The album is dedicated to Bill Dixon, Haynes' teacher, mentor and friend for many years.

"Sillage" starts with a deep almost primeval sound of bowed bass, tuba and drums, conjuring up sounds that defy categorisation, non-linear, dissonant, a-rhythmic, yet organically growing towards each other, growling as if something is coming to life.

"Mangui Fii Reek" is based on an African rhythm, solidly anchored by William Parker's bass, joyfully joined by sparse and fresh guitar chords and piercing trumpet tones, supported by rhythmic little percussion by Smith, but all of this in a very soft-spoken way, almost without weight despite the explicit rhythm, flowing forward naturally and gently.

"Pomegranate" is clearly written with Bill Dixon in mind, Haynes' long-time teacher and musical colleague and friend, with trumpet blasts that are short and determined, opening up the music to new possibilities also from the other musicians, leading to free form intensity.

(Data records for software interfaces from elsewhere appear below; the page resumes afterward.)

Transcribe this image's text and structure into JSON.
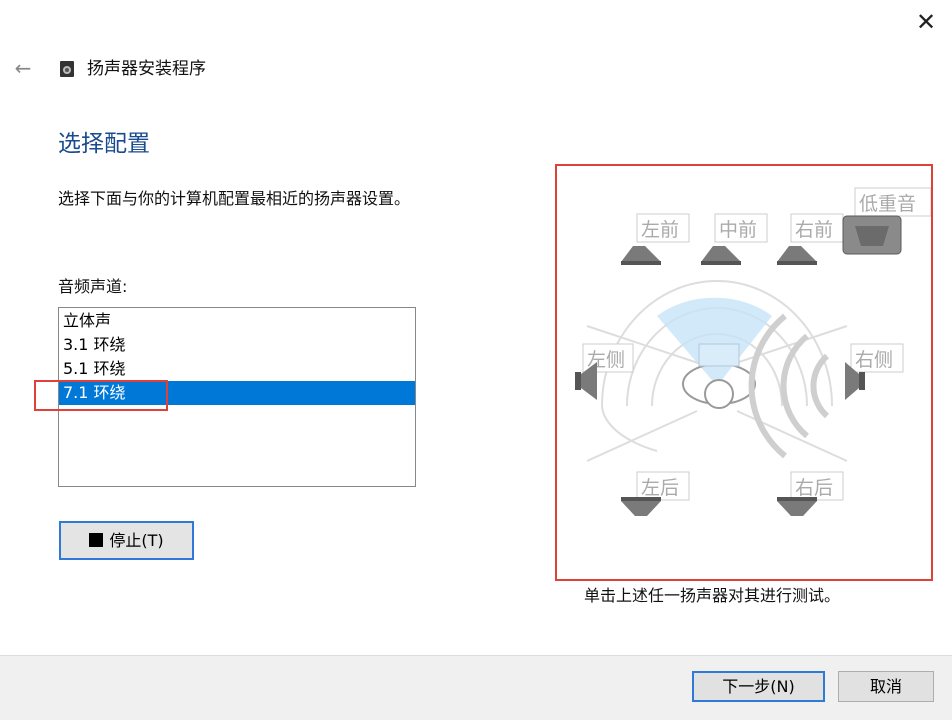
{
  "window": {
    "title": "扬声器安装程序",
    "close_glyph": "✕",
    "back_glyph": "←"
  },
  "page": {
    "heading": "选择配置",
    "description": "选择下面与你的计算机配置最相近的扬声器设置。",
    "channel_label": "音频声道:",
    "channels": [
      "立体声",
      "3.1 环绕",
      "5.1 环绕",
      "7.1 环绕"
    ],
    "selected_channel": "7.1 环绕",
    "stop_button": "停止(T)",
    "hint": "单击上述任一扬声器对其进行测试。"
  },
  "speakers": {
    "front_left": "左前",
    "front_center": "中前",
    "front_right": "右前",
    "subwoofer": "低重音",
    "side_left": "左侧",
    "side_right": "右侧",
    "rear_left": "左后",
    "rear_right": "右后"
  },
  "footer": {
    "next_button": "下一步(N)",
    "cancel_button": "取消"
  },
  "colors": {
    "accent": "#0078d7",
    "heading": "#1a4a8f",
    "highlight_border": "#e0403a",
    "focus_border": "#2e7ad6"
  },
  "icons": {
    "app": "speaker-icon",
    "back": "back-arrow-icon",
    "close": "close-icon",
    "stop": "stop-square-icon"
  }
}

Bill Dixon had a certain austerity in his tone, which Stephen Haynes doesn't have.

"Becoming" a long and meandering song, with some trumpet sounds that are reminiscent of Lester Bowie, as is the case on "Crepuscular", which sounds again quiet and African, with William Parker Parker playing a steady vamp, supported by Smith on marimba and the trumpet sounds just marvellous, as is Joe Morris' precise playing.

"Odysseus" is intense, evocating the struggle of the Greek hero tied to the mast of his ship upon his own request so that he can listen to the sirens without risking his life.

Wow, I listened to this album a lot, and I will continue to do so. Its approach is innovative because of its highly open-textured and lightfooted nature, the tight interaction between five musicians who know exactly what do in this specific context, demonstrating the versatility of their skills, yet the real kudos should go to Stephen Haynes himself, not only for his superb playing but for his musical vision, which is all his own - despite the Bill Dixon tribute aspect - and his skill to have the other four musicians on the same wavelength to deliver this vision with such clarity and beauty.

- Stef


Peter Vizzutti said...

Stephen Haynes played also on the Dixon albums In Italy I and II (Soul Note)


allan said...

This CD has been on and off my player for the last couple of weeks and I absolutely love it.
There is a quiet, mysterious, almost hypnotic air about the recording that really appeals to me and I sincerely hope this is the beginning of a higher profile for Stephen Haynes.
Apart from the dreadful spoken word on the track "Yet And Still" the earlier CD (Parrhesia) is also highly recommended listening.

Dan said...

I've been a huge Dixon fan for a long time, and became aware of Stephen Haynes through his appearances on Dixon's late albums. I didn't fully appreciate just how striking his playing was until I saw him live a few times. Even surrounded by legends like Morris or Evan Parker, it's hard not to have your focus drawn to Haynes' remarkably thoughtful approach. So glad that he's able to get more of his own music out into the world.